Idle curiosity forces me to question whether or not that axle on that pulley can hold up to the full 24kN the biner is rated for and still roll smoothly afterwards. The manufacturer's website definitely implies that they are meant to take a fall, but doesn't state how well it will continue to roll. Thoughts/experiences?

Best Answer Responded on

Good question, most likely they addressed this when developing and testing this, I really don't think it would be up on this site if it did break like that. One thing to consider is how well it integrates into the rest of the biner, there is really not a lot of play for it to break. If it did, would replace it for you anyway. Hope that helps.

Responded on

This was taken strait off DMM's website

"It is also very strong, and the spindle will not deform until a force approaching 10 to 12 kN is generated."

It is unlikley that in a climbing fall you would generate more than 10 kN. And if you did than the broken pulley on your biner would be the last thing you would worry about. So feel free to take some falls on it, thats what they made it for.

Responded on

DMM also mentioned that if you did exceed the maximum limits and it did deform it operates like a regular standard carabiner. I'm not concerned over deformation and the bearing locking up but I would have a problem if the roller completely broke off. Would it shred your rope or can you complete your activity safely.

Can I use this with my squat rack and...

Can I use this with my squat rack and climbing rope to pull 45lb plates? I have limited gym space and this would be convenient. Would the dry lube bearing hold out on this?

Best Answer Responded on

I'm not sure how well the pulley here would hold up, but your bigger problem is going to come from using your dynamic climbing rope to lift weights, most of your range of motion will be expelled into streching the rope. Also, you are putting alot of cycles into your rope.

I would suggest using a dedicated pulley:

and a length of static rope. I don't know how practical that is for you, but I think you will save yourself a lot of headache in the long run if you don't use your climbing rope for this.

5 5

great design

If you have ever tried to pull a large person out of a crevasse, you may have encountered some serious resistance, this pulley applied at the right spot could save you lots of effort. The reduced friction is key and I love this biner. Essential piece of equipment in a crevasse rescue kit.

The images for the 'quicklock' and 'locksafe'...

The images for the 'quicklock' and 'locksafe' locking options are incorrect. DMMs website ( states the 'locksafe' gates are colored green and have a 3-step release. The 'quicklocks' are colored red and have a 2-step release.

If you look at the pictures themselves you can see (on one side) that the green colored gates have and three stage release and are the actual DMM locksafe gate. However, in the images they are labeled as the quicksafe.

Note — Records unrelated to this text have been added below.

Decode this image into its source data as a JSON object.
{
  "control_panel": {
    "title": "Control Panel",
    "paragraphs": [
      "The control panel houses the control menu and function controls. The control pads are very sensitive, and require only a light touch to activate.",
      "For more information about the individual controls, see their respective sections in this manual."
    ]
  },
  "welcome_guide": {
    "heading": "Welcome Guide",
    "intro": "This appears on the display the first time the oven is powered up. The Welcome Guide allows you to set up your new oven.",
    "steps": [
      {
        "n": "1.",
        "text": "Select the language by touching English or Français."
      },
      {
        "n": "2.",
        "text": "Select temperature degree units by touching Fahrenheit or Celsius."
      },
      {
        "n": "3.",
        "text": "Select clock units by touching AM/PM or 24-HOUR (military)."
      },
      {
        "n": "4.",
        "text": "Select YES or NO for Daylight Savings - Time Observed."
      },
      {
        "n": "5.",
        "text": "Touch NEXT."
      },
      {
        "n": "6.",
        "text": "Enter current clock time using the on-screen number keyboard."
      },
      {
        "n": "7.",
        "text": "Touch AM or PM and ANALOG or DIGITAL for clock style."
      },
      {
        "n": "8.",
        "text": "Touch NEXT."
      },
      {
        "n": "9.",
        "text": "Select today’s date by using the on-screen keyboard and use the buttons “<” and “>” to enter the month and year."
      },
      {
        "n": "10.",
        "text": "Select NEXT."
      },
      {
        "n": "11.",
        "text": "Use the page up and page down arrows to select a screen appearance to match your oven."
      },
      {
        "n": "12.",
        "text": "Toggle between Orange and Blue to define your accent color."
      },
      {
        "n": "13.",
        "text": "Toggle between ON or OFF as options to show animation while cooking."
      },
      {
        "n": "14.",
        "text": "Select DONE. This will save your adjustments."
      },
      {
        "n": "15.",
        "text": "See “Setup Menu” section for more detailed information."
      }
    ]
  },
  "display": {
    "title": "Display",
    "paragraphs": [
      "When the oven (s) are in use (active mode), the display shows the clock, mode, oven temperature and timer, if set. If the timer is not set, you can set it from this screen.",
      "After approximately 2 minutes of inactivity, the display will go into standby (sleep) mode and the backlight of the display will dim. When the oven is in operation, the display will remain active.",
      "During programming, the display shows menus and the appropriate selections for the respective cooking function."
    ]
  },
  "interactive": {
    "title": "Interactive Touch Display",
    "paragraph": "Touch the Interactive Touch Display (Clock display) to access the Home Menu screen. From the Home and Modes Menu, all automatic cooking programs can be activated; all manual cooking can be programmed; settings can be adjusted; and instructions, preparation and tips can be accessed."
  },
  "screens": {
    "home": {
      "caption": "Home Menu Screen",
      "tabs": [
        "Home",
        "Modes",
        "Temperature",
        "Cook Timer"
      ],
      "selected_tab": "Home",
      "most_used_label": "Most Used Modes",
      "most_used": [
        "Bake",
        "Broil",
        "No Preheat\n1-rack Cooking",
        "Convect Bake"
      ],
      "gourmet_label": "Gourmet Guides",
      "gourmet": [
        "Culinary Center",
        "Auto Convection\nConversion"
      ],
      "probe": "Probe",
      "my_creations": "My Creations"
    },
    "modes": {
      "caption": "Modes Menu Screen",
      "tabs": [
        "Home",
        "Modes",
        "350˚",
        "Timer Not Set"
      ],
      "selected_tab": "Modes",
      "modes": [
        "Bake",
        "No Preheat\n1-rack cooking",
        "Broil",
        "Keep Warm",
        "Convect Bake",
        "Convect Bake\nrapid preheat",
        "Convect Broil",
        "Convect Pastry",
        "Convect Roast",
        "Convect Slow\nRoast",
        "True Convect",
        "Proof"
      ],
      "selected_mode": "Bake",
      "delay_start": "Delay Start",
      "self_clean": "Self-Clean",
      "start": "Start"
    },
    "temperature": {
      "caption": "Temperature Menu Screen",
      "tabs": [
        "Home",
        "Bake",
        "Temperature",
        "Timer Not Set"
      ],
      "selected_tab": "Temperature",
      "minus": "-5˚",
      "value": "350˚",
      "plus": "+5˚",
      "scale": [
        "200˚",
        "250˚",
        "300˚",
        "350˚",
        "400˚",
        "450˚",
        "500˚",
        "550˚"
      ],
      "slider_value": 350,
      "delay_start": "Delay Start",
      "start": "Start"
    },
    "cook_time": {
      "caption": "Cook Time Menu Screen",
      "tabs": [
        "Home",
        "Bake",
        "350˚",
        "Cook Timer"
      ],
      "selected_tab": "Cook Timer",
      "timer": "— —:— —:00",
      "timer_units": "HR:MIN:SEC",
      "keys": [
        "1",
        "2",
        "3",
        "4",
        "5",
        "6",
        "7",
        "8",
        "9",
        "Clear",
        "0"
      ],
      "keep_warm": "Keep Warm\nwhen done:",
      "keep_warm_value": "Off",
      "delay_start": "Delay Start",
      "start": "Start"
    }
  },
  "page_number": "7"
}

So, my question is, if I want the the 3-step release gate (the actual 'locksafe' according to DMM) which one do I order; the one that is labeled locksafe or the one that has a picture of the locksafe.

Another way to ask this is, did backcountry mix up the images or did they mix up the names?

Thanks for your help.

Best Answer Responded on

Try using Chat Now and they will get you an answer since they are in the warehouse. That should help you alot more than us gear heads can.

Responded on

I chatted with a tech and they guessed the images were mislabeled. I went ahead and ordered one and they were right.

If you want the the 3-step release gate that DMM calls 'locksafe' the order the 'locksafe' from the pull-down menu. Ignore the labels on the images (they're wrong as of 12 June 2009)


4 5

Good for a haul pulley

I use this as a haul pulley in a Z-Rig for light & fast mountain climbing. When it's just me and a bud, they're fast & quick. Funky shape makes kind of useless as a replacement in all situations.